What: Behavioral Finance Symposium
When: Tuesday, 5:30 to 7:45 p.m., and Wednesday, 7 a.m. to 5 p.m.
How: Registration required at UTC.edu/business
Cost: $100 for Tuesday keynote, $750 for full conference
Where: Chattanoogan Hotel
Source: Finance for the Future Initiative
Dr. Terrance Odean -- Professor of finance at University of California, Berkeley
Jason Zweig -- Investing and personal finance columnist for The Wall Street Journal
LouAnn Lofton -- Managing editor at The Motley Fool, author of Warren Buffett Invests Like A Girl
Tracy Britt -- Financial assistant to the chairman at Berkshire Hathaway
John Schott -- Portfolio manager and director of Steinberg Global Asset Management
Dr. Richard Peterson -- Managing director of MarketPsych, LLC
Gary Belsky -- Editor at large of ESPN The Magazine, and adjunct professor of journalism at New York University
Source: Finance for the Future Initiative
High-school economics teachers are in for a shock.
The male-dominated science is coming under assault by a new generation of financiers who contend that a woman's instincts are needed to smooth out the daily ups and downs of the Dow Jones industrial average.
Though the venerable supply and demand curves aren't going anywhere, advocates of the behavioral finance theory plan to question the widely held assumption that people always make rational choices.
In fact, people are downright irrational, said John Schott, a Harvard-trained medical doctor, portfolio manager and author.
"If you polled the leading economics departments in the U.S., 90 percent believe in efficient-market hypothesis," Schott acknowledged.
But behaviorists don't agree with that hypothesis, which they feel doesn't account for human psychology.
"Truthfully, the market has a manic-depressive component," Schott said.
One solution is to add more diversity to the mix.
When it comes to money, women seem to be a bit more rational than men, holding onto stocks longer and bringing more market stability because of biological differences, researchers have found. They make fewer trades overall and don't fall prey to the herd mentality, said Lauren Templeton, Chattanooga-based investor and executive-in-residence at the university.
The behaviorists will converge for a two-day symposium at UTC next Tuesday and Wednesday that will add practical application to the existing theories and research, Templeton said.
The Galtere Institute's Finance for the Future Initiative at UTC, a new program that benefactors Renee Haugerud and John Murphy say is the first of its kind in the U.S., will host the event.
Analysts and authors of books with names like "Warren Buffett Invests like a Girl" will converge on Chattanooga, armed with research showing that rats injected with estrogen exhibit superior memory skills, and that buying stock activates the same brain hormone as bonding with a child.

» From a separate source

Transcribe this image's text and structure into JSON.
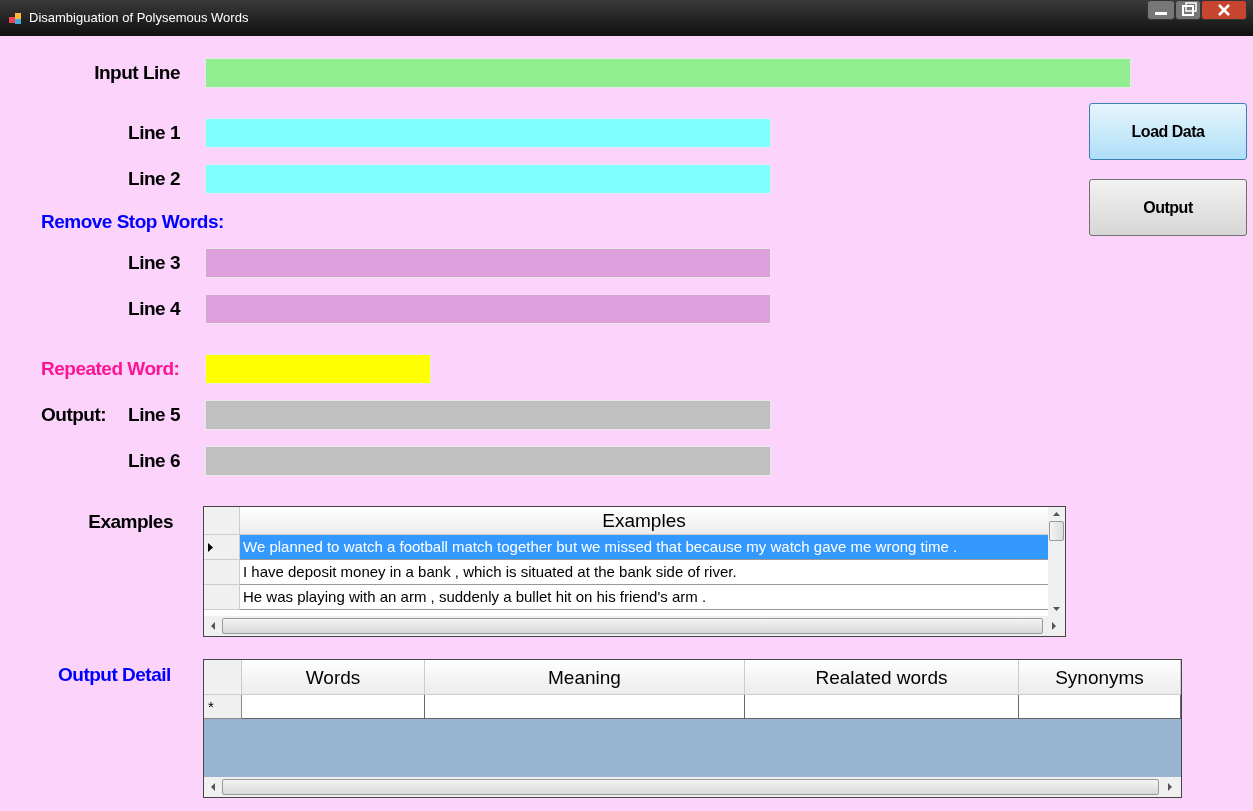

This emerging brand of economics stems from across-the-board losses many investors experienced in the economic downturn -- losses that weren't supposed to happen in a market economy, said Cynthia Harrington, journalist and founder of Harrington Capital Management.
"We were looking for the next answer," Harrington said. "One of those answers is in the field called behavioral finance, which says 'Oops, I guess humans aren't rational.'"

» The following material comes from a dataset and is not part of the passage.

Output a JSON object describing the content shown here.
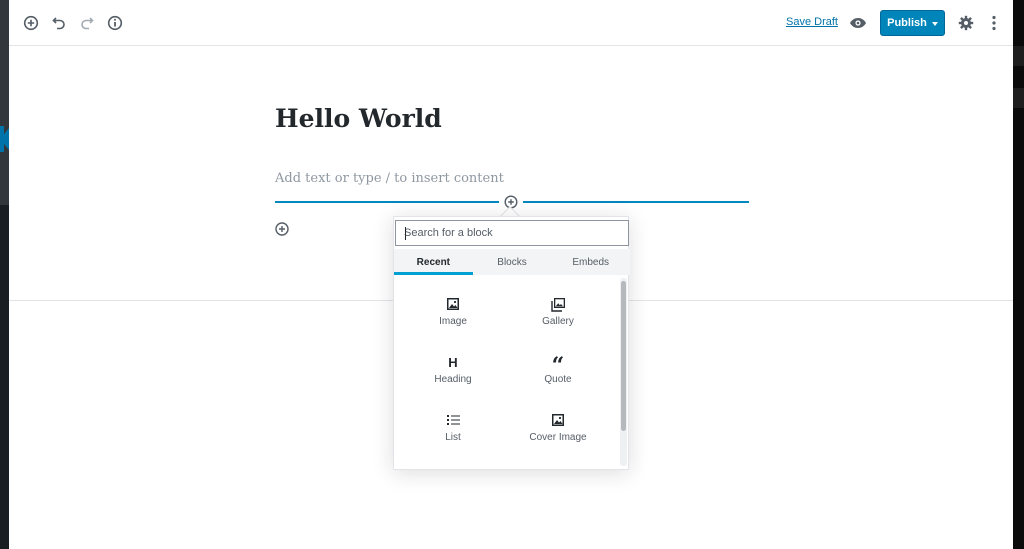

Most economists dating back to Adam Smith, on the other hand, have held that all human beings tend to evaluate the pros and cons of each choice to the best of their ability, then do what's in their best interest.
But that doesn't explain why euphoric investors buy stocks at peak price points, then later panic and sell at the bottom, said Robert Frick, senior editor for Kiplinger's Personal Finance.
The harmful behavior that led to the loss of trillions in shareholder value can only be explained as irrational, he said.
"You always want to appeal to the most highly evolved part of your brain, which is what separates humans from other mammals," Frick said. "When things get kicked down into the mammalian cortex, you start behaving emotionally, or the reptilian part of the brain, with the eat-survive and fight-or-flight, now you're really talking about making bad decisions."
In fact, when dealing with money, "You want to stay away from emotions," he added.
Though behavioral economics is gaining popularity, critics see it as modern liberal mindset infused with elitism.
The idea that human beings don't behave rationally is "pure baloney," said UTC Economist Bruce Hutchinson, "disguising in different framework that the all-knowing elites will make the decision for everyone else."
No one can judge consumers to be irrational because "they don't know all the details about you and your situation," Hutchinson said.
Furthermore, value isn't something that the behaviorists can calculate and judge in hindsight with a mathematical equation, but is a function of what someone will pay for it at the time of purchase, Hutchinson said.
"It may be that the greatest thing in the world to me is an autographed Willie Mays baseball, and I'll pay $100,000 or whatever it takes to get that ball. Who are they to begin to tell me that's not the true value," Hutchinson said. "They might think a Picasso is the greatest thing in the world, but I might not think it's better than a first-grader's first painting. It's all about the individual."
But the stock market is a unique place, Templeton said, with seemingly different rules from the rest of the world.
"We are talking about the tendency of herd behavior," she said. "When assets go on sale they attract fewer buyers and when assets become more expensive they attract more buyers. This is irrational behavior."